Scratch One from the Betting Pool

Our A.G. AI 3000 was just as shocked as The New York Times masthead to learn that Ben Smith was departing the paper. The perennial longshot becomes the first scratch in Off the Record’s odds table on who will replace Dean Baquet as executive editor. While the long odds on Smith attracted some of our pool’s more adventurous wagerers, rules are rules: a scratch is counted as a loss, and those bettors forfeit the OTR$ bucks they placed on him. While Smith was making plans for his future venture, our quants were busy feeding their algorithm a steady stream of Times internal chatter and other proprietary data to produce the first set of new odds since before the holidays.

If you haven’t already, place your own bets now! And if you need a recap of contenders, please consult our original NYT Succession betting guide.

As the months roll on, the certainty among Times staffers and outside speculators that Joe Kahn (+150 50) will be the new boss has not abated. While early on the pool seemed to be seeking out a suitable not-Kahn contender to rally behind, the absence of a clear alternative has only strengthened Kahn’s lock at the top of the table and shortened his odds. But an interesting race within the race has emerged: if Kahn is looking like a lock, who will be his new right hand as managing editor? A.G. AI 3000’s emerging favorite is Carolyn Ryan (+500 250), whose prominence in thorny management problems like the Times’s Slack crackdown and the sudden departure of Smith (who she edited) has shortened her odds. It’s looking more and more like the top post is Kahn’s to lose — but if Ryan is looking like the most likely No. 2, that puts her a touch closer to the job than the other non-Kahn contenders, deputy managing editor Cliff Levy (+750) and assistant managing editor Marc Lacey (+750).

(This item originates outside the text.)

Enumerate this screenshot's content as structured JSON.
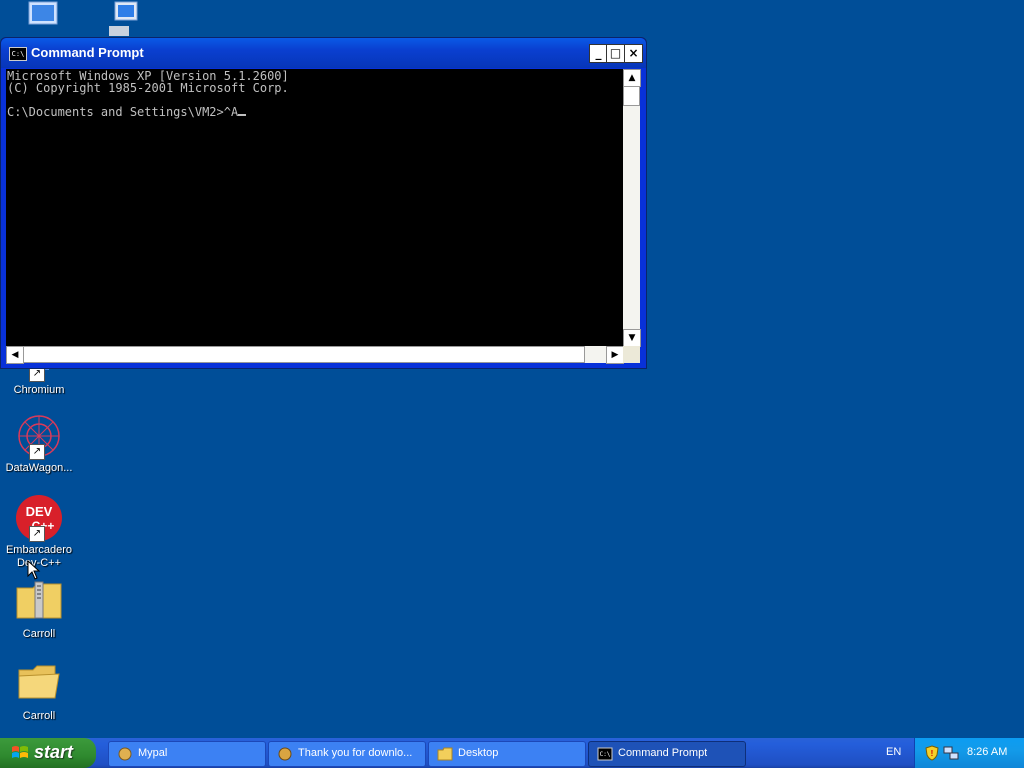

Getting a boost lower down the table is assistant managing editor Monica Drake (+3000 2000), who was recently entrusted with additional responsibilities which will see her working with David Perpich, a member of the Sulzberger clan who oversees standalone products … like sports site The Athletic, which The Times announced it is purchasing for $550 million, the second-largest acquisition in the company’s history. That trust and Drake’s proximity to the core of the business led A.G. AI 3000 to bump up her odds.

While all individual bets are confidential, here’s where the OTR$ bucks wagered so far have gone.

 

 

REMINDER: The pool is open to all subscribers — if you haven’t placed your bets, click here! — and here’s a recap of the rules: Every subscriber has been given OTR$ 1,000 to wager as you see fit. You can place your bets any time before The Times announces the next executive editor, and all bets will be placed confidentially. Whoever finishes with the most OTR$ bucks wins: three annual subscriptions to gift to your valued colleagues or loved ones, eternal bragging rights, probably some Off the Record swag, and maybe a trophy. Happy betting!